Return the entries below in full. Keep every word as it is.

Start of Block

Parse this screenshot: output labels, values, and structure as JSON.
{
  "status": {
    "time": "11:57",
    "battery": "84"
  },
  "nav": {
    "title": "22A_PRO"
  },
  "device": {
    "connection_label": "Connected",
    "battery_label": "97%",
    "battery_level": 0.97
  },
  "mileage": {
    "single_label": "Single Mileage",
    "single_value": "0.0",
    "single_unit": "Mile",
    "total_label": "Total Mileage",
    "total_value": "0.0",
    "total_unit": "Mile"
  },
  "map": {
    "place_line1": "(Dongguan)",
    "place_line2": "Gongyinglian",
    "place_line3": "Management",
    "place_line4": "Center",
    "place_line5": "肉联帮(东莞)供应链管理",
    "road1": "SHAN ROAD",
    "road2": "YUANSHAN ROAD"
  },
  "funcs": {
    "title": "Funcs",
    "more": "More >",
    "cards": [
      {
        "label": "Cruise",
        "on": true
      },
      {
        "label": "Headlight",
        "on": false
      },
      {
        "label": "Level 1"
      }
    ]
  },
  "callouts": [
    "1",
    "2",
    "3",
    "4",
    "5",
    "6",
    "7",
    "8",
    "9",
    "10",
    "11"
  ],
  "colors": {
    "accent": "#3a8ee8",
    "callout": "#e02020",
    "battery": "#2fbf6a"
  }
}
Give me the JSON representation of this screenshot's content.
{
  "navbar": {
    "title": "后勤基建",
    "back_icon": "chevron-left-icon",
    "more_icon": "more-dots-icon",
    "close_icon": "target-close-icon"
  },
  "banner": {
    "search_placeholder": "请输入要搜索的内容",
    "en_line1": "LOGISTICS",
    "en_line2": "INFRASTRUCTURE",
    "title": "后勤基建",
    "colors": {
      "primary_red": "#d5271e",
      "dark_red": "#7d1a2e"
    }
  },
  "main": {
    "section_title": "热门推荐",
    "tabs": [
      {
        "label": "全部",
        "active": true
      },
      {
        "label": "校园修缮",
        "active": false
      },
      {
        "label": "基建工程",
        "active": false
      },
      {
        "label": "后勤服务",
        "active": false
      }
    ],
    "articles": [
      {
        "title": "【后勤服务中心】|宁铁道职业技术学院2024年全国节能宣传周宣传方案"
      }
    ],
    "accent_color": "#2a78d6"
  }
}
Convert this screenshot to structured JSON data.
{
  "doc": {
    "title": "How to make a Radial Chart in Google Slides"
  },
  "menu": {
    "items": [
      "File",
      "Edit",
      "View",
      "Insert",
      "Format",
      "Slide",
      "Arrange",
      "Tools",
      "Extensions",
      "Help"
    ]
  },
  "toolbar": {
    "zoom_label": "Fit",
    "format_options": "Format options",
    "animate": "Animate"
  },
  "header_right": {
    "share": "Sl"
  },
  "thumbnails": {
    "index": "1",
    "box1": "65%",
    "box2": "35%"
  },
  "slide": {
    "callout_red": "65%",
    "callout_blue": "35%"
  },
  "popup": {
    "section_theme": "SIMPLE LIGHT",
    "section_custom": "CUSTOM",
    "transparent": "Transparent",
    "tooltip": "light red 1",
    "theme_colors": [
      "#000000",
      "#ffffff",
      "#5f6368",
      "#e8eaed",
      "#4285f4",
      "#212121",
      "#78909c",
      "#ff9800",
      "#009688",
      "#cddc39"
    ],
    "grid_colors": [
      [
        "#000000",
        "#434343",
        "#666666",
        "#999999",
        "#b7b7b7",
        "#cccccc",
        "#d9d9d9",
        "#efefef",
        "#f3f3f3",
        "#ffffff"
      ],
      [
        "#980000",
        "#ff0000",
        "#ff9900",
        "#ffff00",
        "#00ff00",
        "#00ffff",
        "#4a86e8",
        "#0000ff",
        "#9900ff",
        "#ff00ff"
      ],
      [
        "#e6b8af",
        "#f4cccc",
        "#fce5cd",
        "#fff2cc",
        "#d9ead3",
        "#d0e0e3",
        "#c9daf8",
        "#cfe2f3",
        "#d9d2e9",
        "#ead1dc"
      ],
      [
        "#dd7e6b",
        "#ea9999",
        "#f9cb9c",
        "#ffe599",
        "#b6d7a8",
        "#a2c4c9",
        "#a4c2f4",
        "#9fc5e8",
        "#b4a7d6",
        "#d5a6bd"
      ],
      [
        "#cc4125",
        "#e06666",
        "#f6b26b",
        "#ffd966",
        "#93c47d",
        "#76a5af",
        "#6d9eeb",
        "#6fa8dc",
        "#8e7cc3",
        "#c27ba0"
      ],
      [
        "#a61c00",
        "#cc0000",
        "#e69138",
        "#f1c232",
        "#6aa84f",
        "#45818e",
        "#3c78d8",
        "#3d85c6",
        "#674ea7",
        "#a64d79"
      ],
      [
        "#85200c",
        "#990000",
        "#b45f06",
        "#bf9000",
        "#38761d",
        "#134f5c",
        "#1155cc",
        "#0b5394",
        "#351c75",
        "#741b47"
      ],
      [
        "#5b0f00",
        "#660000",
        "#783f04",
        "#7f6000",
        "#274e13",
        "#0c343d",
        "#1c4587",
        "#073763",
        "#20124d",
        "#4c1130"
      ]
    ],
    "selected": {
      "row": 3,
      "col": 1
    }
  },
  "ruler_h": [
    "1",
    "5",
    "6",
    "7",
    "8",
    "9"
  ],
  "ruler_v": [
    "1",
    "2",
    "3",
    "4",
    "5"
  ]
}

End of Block

- [Completed exercise]:
Parse this screenshot: output labels, values, and structure as JSON.
{
  "status": {
    "time": "11:57",
    "battery": "84"
  },
  "nav": {
    "title": "22A_PRO"
  },
  "device": {
    "connection_label": "Connected",
    "battery_label": "97%",
    "battery_level": 0.97
  },
  "mileage": {
    "single_label": "Single Mileage",
    "single_value": "0.0",
    "single_unit": "Mile",
    "total_label": "Total Mileage",
    "total_value": "0.0",
    "total_unit": "Mile"
  },
  "map": {
    "place_line1": "(Dongguan)",
    "place_line2": "Gongyinglian",
    "place_line3": "Management",
    "place_line4": "Center",
    "place_line5": "肉联帮(东莞)供应链管理",
    "road1": "SHAN ROAD",
    "road2": "YUANSHAN ROAD"
  },
  "funcs": {
    "title": "Funcs",
    "more": "More >",
    "cards": [
      {
        "label": "Cruise",
        "on": true
      },
      {
        "label": "Headlight",
        "on": false
      },
      {
        "label": "Level 1"
      }
    ]
  },
  "callouts": [
    "1",
    "2",
    "3",
    "4",
    "5",
    "6",
    "7",
    "8",
    "9",
    "10",
    "11"
  ],
  "colors": {
    "accent": "#3a8ee8",
    "callout": "#e02020",
    "battery": "#2fbf6a"
  }
}
Give me the JSON representation of this screenshot's content.
{
  "navbar": {
    "title": "后勤基建",
    "back_icon": "chevron-left-icon",
    "more_icon": "more-dots-icon",
    "close_icon": "target-close-icon"
  },
  "banner": {
    "search_placeholder": "请输入要搜索的内容",
    "en_line1": "LOGISTICS",
    "en_line2": "INFRASTRUCTURE",
    "title": "后勤基建",
    "colors": {
      "primary_red": "#d5271e",
      "dark_red": "#7d1a2e"
    }
  },
  "main": {
    "section_title": "热门推荐",
    "tabs": [
      {
        "label": "全部",
        "active": true
      },
      {
        "label": "校园修缮",
        "active": false
      },
      {
        "label": "基建工程",
        "active": false
      },
      {
        "label": "后勤服务",
        "active": false
      }
    ],
    "articles": [
      {
        "title": "【后勤服务中心】|宁铁道职业技术学院2024年全国节能宣传周宣传方案"
      }
    ],
    "accent_color": "#2a78d6"
  }
}
Convert this screenshot to structured JSON data.
{
  "doc": {
    "title": "How to make a Radial Chart in Google Slides"
  },
  "menu": {
    "items": [
      "File",
      "Edit",
      "View",
      "Insert",
      "Format",
      "Slide",
      "Arrange",
      "Tools",
      "Extensions",
      "Help"
    ]
  },
  "toolbar": {
    "zoom_label": "Fit",
    "format_options": "Format options",
    "animate": "Animate"
  },
  "header_right": {
    "share": "Sl"
  },
  "thumbnails": {
    "index": "1",
    "box1": "65%",
    "box2": "35%"
  },
  "slide": {
    "callout_red": "65%",
    "callout_blue": "35%"
  },
  "popup": {
    "section_theme": "SIMPLE LIGHT",
    "section_custom": "CUSTOM",
    "transparent": "Transparent",
    "tooltip": "light red 1",
    "theme_colors": [
      "#000000",
      "#ffffff",
      "#5f6368",
      "#e8eaed",
      "#4285f4",
      "#212121",
      "#78909c",
      "#ff9800",
      "#009688",
      "#cddc39"
    ],
    "grid_colors": [
      [
        "#000000",
        "#434343",
        "#666666",
        "#999999",
        "#b7b7b7",
        "#cccccc",
        "#d9d9d9",
        "#efefef",
        "#f3f3f3",
        "#ffffff"
      ],
      [
        "#980000",
        "#ff0000",
        "#ff9900",
        "#ffff00",
        "#00ff00",
        "#00ffff",
        "#4a86e8",
        "#0000ff",
        "#9900ff",
        "#ff00ff"
      ],
      [
        "#e6b8af",
        "#f4cccc",
        "#fce5cd",
        "#fff2cc",
        "#d9ead3",
        "#d0e0e3",
        "#c9daf8",
        "#cfe2f3",
        "#d9d2e9",
        "#ead1dc"
      ],
      [
        "#dd7e6b",
        "#ea9999",
        "#f9cb9c",
        "#ffe599",
        "#b6d7a8",
        "#a2c4c9",
        "#a4c2f4",
        "#9fc5e8",
        "#b4a7d6",
        "#d5a6bd"
      ],
      [
        "#cc4125",
        "#e06666",
        "#f6b26b",
        "#ffd966",
        "#93c47d",
        "#76a5af",
        "#6d9eeb",
        "#6fa8dc",
        "#8e7cc3",
        "#c27ba0"
      ],
      [
        "#a61c00",
        "#cc0000",
        "#e69138",
        "#f1c232",
        "#6aa84f",
        "#45818e",
        "#3c78d8",
        "#3d85c6",
        "#674ea7",
        "#a64d79"
      ],
      [
        "#85200c",
        "#990000",
        "#b45f06",
        "#bf9000",
        "#38761d",
        "#134f5c",
        "#1155cc",
        "#0b5394",
        "#351c75",
        "#741b47"
      ],
      [
        "#5b0f00",
        "#660000",
        "#783f04",
        "#7f6000",
        "#274e13",
        "#0c343d",
        "#1c4587",
        "#073763",
        "#20124d",
        "#4c1130"
      ]
    ],
    "selected": {
      "row": 3,
      "col": 1
    }
  },
  "ruler_h": [
    "1",
    "5",
    "6",
    "7",
    "8",
    "9"
  ],
  "ruler_v": [
    "1",
    "2",
    "3",
    "4",
    "5"
  ]
}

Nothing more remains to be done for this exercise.